Playing sports that involve direct impact on the joint such as football or twisting such as basketball or soccer also can increase the risk of osteoarthritis. Medical conditions such as hemophilia (bleeding disorders) that can cause bleeding into the joint, disorders that block the blood supply near a joint, or other inflammatory diseases such as gout, pseudo-gout or rheumatoid arthritis can also increase the risk of osteoarthritis.
Some alternatives to surgery, which in my humble opinion is always the last intervention to be considered, are lifestyle changes such as applying hot and cold packs to the inflamed joint, eating healthy foods to reduce body weight and reduce inflammation, getting enough sleep, losing weight through moderate exercise and protecting your joints from injury. Even taking small daily doses of acetaminophen (no more than 3 grams) because it has fewer side effects than other over the counter pain medications sounds better than an invasive procedure. Other nonsteroidal anti-inflammatory drugs include aspirin, ibuprofen and naproxen.
You would always want to ask your doctor about taking any kind of medications especially if you are taking other medications as well. Other sources say that using supplements such as glucosamine and chondroitin sulfate and capsaicin skin cream can provide relief from joint pain. Exercise and physical therapy may also help improve muscle strength to support the joint as well as help with balance. Massage from a licensed massage therapist who knows how to deal with sensitive joints may provide relief as well. Doctors or therapists may recommend a brace or a splint to provide support to a weakened or arthritic joint. This is something that should be fitted and monitored by a health care professional. Acupuncture is another known therapy that may provide relief to affected joints. The injection of S-adenosylmethionine (SAMe) is synthetic chemical that may help reduce joint inflammation and pain.
Other types of surgery to repair damaged joints include arthroscopic surgery to trim and replace torn and damaged cartilage, osteotomy to change the alignment of a bone to reduce the stress on the joint, surgical fusion or total or partial joint replacement.
You might guess that I’m all in favor of people reducing their weight, eating right and getting enough sleep and not doing activities that might lead to joint damage. It seems to me that over the past years people are treating replacement surgeries like it is the expected and right thing to do as you get older. I beg to differ. Looking after yourself is the right thing to do. Your body is not like a machine that when a part wears out, you just drop a new part into it. If you take care of your body your body will serve you well — for a life time. In my opinion, surgery should always be the last resort after your have tried everything else.

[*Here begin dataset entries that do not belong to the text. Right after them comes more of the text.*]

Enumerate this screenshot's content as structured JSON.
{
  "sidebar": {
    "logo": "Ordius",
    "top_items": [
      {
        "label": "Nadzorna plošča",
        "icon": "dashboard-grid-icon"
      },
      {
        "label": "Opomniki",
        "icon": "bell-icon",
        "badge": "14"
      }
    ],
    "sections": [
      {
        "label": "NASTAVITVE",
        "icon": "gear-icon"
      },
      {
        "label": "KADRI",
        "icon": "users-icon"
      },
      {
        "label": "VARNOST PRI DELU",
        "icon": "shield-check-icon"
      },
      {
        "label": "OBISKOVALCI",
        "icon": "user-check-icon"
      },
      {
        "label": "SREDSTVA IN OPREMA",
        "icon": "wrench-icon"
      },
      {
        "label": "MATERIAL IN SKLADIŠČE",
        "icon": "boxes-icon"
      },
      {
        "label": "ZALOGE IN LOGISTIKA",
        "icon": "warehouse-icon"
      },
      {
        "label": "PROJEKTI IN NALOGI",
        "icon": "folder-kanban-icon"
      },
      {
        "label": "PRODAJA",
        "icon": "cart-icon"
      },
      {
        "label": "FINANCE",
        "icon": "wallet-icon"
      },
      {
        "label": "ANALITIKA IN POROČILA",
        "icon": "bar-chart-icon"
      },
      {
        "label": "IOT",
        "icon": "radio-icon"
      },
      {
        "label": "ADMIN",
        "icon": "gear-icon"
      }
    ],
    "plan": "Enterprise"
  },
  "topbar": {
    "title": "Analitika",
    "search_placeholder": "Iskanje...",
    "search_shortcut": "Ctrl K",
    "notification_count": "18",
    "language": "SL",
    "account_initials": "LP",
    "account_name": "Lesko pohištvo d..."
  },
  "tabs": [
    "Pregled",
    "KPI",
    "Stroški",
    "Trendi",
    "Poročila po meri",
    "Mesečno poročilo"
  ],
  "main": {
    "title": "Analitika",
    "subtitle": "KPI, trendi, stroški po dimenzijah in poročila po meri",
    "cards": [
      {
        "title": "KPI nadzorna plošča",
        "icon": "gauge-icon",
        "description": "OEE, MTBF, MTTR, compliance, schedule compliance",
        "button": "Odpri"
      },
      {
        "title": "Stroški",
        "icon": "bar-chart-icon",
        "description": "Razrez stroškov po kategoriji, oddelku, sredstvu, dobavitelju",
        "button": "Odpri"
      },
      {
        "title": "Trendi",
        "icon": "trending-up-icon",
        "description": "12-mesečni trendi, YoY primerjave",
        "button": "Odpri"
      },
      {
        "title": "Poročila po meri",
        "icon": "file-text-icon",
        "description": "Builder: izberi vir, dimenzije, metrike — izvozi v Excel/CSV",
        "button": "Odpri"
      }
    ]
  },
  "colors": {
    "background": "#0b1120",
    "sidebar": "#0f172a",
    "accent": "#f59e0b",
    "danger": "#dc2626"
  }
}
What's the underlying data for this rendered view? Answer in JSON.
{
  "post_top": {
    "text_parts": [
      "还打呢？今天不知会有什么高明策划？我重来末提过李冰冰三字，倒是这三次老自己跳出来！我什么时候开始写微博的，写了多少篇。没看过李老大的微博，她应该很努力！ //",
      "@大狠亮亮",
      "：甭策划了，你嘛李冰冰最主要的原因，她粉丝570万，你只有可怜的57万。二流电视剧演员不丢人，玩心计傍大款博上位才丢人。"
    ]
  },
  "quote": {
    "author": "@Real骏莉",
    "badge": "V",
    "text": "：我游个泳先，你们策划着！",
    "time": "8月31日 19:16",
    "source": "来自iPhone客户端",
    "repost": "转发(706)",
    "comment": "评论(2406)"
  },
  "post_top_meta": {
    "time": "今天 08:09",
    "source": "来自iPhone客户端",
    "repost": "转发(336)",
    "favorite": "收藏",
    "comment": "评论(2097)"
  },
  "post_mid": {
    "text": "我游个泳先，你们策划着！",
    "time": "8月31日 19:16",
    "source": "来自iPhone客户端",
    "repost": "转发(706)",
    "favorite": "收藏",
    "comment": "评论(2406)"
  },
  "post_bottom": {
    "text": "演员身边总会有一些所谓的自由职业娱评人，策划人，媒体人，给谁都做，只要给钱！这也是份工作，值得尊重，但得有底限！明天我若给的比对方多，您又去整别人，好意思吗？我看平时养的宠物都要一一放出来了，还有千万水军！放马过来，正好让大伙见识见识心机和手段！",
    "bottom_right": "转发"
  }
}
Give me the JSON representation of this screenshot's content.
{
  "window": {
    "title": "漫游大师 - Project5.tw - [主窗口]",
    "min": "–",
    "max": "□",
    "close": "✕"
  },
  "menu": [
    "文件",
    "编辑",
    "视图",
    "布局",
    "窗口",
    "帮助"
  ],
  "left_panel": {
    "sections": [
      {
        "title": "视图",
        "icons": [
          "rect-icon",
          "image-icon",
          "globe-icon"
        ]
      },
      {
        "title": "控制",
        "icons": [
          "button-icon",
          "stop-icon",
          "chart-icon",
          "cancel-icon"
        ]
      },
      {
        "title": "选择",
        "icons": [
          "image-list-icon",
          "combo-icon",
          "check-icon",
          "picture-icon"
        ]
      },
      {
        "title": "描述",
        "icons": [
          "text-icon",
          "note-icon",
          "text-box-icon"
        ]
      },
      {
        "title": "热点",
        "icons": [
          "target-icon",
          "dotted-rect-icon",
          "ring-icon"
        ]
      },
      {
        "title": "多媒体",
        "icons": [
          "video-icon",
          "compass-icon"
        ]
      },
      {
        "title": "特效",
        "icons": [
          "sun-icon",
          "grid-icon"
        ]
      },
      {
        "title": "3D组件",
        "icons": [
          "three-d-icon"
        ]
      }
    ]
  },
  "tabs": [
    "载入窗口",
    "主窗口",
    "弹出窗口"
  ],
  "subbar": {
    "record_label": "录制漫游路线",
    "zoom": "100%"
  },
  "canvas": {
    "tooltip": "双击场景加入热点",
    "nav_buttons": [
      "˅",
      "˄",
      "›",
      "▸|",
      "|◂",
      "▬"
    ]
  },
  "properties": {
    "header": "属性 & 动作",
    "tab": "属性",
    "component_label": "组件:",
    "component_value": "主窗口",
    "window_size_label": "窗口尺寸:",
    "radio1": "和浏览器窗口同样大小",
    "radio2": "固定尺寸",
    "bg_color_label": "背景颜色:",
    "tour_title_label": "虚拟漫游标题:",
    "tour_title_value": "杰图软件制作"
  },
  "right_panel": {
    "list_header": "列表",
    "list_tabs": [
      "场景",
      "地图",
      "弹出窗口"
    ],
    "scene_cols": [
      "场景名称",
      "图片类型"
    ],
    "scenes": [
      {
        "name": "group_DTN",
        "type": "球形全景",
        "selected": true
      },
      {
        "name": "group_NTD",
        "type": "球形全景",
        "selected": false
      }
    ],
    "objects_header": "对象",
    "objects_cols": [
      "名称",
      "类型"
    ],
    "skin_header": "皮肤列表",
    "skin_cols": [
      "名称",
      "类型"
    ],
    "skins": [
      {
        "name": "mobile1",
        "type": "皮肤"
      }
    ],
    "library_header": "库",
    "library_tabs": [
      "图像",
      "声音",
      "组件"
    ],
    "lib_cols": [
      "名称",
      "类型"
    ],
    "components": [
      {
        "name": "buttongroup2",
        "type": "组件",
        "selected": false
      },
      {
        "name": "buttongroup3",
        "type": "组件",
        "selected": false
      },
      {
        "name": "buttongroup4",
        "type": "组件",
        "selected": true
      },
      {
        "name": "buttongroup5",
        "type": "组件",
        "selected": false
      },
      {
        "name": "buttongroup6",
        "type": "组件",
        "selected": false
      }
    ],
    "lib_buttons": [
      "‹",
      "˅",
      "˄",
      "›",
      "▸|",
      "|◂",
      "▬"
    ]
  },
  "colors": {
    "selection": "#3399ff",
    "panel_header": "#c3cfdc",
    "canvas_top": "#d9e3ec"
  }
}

Jane Riley is a certified nutritional adviser. She can be reached at firstname.lastname@example.org, (808) 212-1451 or www.janerileyfitness.com